Work instructions = Could you please find each line in the records that contains the word "title" and copy it?

Supplied data =
---------------

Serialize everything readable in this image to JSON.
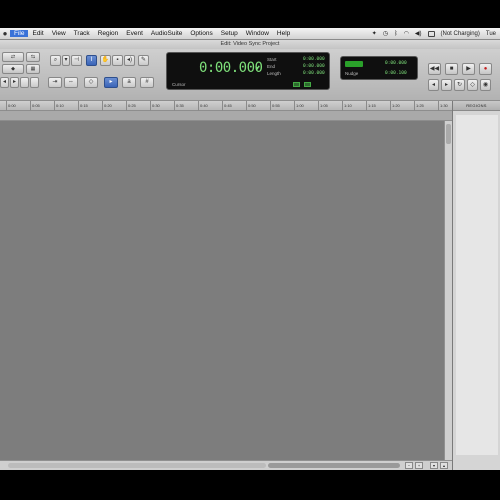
{
  "menubar": {
    "items": [
      "File",
      "Edit",
      "View",
      "Track",
      "Region",
      "Event",
      "AudioSuite",
      "Options",
      "Setup",
      "Window",
      "Help"
    ],
    "active_index": 0,
    "battery_text": "(Not Charging)"
  },
  "window": {
    "title": "Edit: Video Sync Project"
  },
  "counter": {
    "main": "0:00.000",
    "start_label": "Start",
    "start_value": "0:00.000",
    "end_label": "End",
    "end_value": "0:00.000",
    "length_label": "Length",
    "length_value": "0:00.000",
    "cursor_label": "Cursor"
  },
  "subcounter": {
    "row1_value": "0:00.000",
    "nudge_label": "Nudge",
    "nudge_value": "0:00.100"
  },
  "ruler": {
    "ticks": [
      "0:00",
      "0:05",
      "0:10",
      "0:15",
      "0:20",
      "0:25",
      "0:30",
      "0:35",
      "0:40",
      "0:45",
      "0:50",
      "0:55",
      "1:00",
      "1:05",
      "1:10",
      "1:15",
      "1:20",
      "1:25",
      "1:30",
      "1:35"
    ]
  },
  "regions": {
    "title": "REGIONS"
  },
  "icons": {
    "mode_shuffle": "shuffle-icon",
    "zoom": "zoomer-icon",
    "trim": "trim-icon",
    "selector": "selector-icon",
    "grabber": "grabber-icon",
    "scrubber": "scrubber-icon",
    "pencil": "pencil-icon"
  }
}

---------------

Completed exercise =
    "title": "Edit: Video Sync Project"
    "title": "REGIONS"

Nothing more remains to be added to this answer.